State the count of lines below in which the word "hashtag" appears, and add nothing.
--- EXERCISE MATERIAL ---
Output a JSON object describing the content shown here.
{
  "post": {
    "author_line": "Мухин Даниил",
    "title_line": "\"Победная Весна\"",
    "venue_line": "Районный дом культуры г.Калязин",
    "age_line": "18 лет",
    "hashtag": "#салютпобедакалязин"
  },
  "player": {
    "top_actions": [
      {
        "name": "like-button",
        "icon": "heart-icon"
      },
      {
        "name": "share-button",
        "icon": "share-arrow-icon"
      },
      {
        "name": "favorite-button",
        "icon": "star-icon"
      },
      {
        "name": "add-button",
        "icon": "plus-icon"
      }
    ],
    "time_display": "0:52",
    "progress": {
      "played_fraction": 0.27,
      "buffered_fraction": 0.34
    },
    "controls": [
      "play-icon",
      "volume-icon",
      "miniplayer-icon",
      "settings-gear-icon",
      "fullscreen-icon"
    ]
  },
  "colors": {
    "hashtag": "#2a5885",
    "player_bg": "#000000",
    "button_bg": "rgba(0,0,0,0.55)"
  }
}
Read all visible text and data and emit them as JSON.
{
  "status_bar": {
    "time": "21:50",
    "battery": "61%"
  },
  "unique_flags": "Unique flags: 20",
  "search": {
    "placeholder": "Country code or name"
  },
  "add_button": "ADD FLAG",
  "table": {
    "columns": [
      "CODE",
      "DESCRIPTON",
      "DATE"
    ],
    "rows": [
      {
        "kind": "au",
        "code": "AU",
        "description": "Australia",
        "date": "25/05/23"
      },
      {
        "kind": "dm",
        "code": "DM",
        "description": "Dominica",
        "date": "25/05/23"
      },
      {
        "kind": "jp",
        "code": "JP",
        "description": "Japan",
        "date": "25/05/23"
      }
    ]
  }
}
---
RESPONSE BELOW:
2